If you seek surreal, out-of-this-world sites, you'll love this turquoise travel destination.
Pamukkale (“cotton castle” in Turkish) is a tiny town and UNESCO World Heritage Site in southwestern Turkey that boasts 17 of the most spectacular water terraces in the world. For thousands of years, people have journeyed to bathe in these hot springs, which range in temperature from 35 degrees Celsuis (95 degrees Fahrenheit) to 100 degrees Celsius (212 degrees Fahrenheit).
The warmth of the water is not the only appealing aspect of these thermal pools, however.
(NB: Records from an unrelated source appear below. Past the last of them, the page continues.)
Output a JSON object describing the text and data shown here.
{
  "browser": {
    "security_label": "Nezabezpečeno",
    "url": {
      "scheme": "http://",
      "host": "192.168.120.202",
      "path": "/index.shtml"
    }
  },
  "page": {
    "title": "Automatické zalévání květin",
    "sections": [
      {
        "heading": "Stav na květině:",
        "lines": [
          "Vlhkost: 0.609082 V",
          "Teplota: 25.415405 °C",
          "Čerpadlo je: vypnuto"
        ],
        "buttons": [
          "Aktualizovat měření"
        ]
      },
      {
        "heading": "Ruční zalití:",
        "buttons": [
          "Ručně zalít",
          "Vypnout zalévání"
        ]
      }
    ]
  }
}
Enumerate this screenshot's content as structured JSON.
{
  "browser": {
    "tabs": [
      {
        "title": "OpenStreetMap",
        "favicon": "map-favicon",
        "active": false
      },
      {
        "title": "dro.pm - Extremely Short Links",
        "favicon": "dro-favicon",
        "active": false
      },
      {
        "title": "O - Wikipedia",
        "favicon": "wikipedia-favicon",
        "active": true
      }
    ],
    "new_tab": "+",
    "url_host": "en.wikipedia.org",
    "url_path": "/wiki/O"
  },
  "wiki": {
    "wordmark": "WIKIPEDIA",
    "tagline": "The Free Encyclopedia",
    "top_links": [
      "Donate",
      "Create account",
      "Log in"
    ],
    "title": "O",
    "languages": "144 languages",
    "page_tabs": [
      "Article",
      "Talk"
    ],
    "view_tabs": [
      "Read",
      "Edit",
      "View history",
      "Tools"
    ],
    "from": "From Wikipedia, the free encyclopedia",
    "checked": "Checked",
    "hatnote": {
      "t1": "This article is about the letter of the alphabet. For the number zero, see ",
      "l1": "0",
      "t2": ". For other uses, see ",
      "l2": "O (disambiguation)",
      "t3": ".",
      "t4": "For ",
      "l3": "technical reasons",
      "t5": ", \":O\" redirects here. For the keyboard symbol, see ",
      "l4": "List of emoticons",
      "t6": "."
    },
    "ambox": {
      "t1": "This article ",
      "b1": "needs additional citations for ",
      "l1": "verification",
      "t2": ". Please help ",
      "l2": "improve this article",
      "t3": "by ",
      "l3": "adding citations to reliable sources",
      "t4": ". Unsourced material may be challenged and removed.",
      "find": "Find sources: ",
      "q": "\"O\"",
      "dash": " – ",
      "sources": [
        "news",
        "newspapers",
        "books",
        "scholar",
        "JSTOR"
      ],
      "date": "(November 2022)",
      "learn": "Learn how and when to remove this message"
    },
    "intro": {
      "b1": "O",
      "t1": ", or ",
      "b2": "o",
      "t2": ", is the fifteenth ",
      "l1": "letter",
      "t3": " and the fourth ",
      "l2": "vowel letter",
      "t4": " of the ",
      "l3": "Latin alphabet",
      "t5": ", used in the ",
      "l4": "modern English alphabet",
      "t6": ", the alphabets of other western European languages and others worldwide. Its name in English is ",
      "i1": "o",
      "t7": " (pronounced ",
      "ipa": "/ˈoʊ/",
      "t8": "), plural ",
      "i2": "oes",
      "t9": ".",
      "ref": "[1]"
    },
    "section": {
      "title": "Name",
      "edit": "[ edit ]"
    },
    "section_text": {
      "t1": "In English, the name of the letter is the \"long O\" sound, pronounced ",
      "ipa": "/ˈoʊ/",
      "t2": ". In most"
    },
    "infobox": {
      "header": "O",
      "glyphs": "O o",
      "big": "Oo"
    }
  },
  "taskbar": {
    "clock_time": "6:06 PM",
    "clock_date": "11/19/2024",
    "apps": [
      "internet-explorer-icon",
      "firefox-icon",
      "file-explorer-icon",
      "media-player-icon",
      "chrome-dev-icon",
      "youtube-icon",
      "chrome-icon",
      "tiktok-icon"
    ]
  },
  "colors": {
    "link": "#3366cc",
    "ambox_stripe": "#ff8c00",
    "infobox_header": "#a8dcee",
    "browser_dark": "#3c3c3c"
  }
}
Equally as attractive is the striking contrast between the glistening pools and the travertine—a type of white limestone deposited by thermal waters—that makes up the surrounding mountains.
Today, tourists continue to flock to the fascinating formations—even though, as seasoned world traveler Michael Turtle explains, visitors are no longer allowed to take a dip in the turquoise pools. “Whereas once you could swim in the travertines, now security guards keep a watchful eye on anyone trying to get too close. Other than a special swimming pool that has been constructed away from the cliffs, Pamukkale is generally to be seen but not touched these days.”
To Turtle, however, this amendment is ultimately for the best. “In many ways, that's to be applauded,” he says. “The site is a truly remarkable natural phenomenon and it would be a pity if human interference damaged it permanently for future generations.”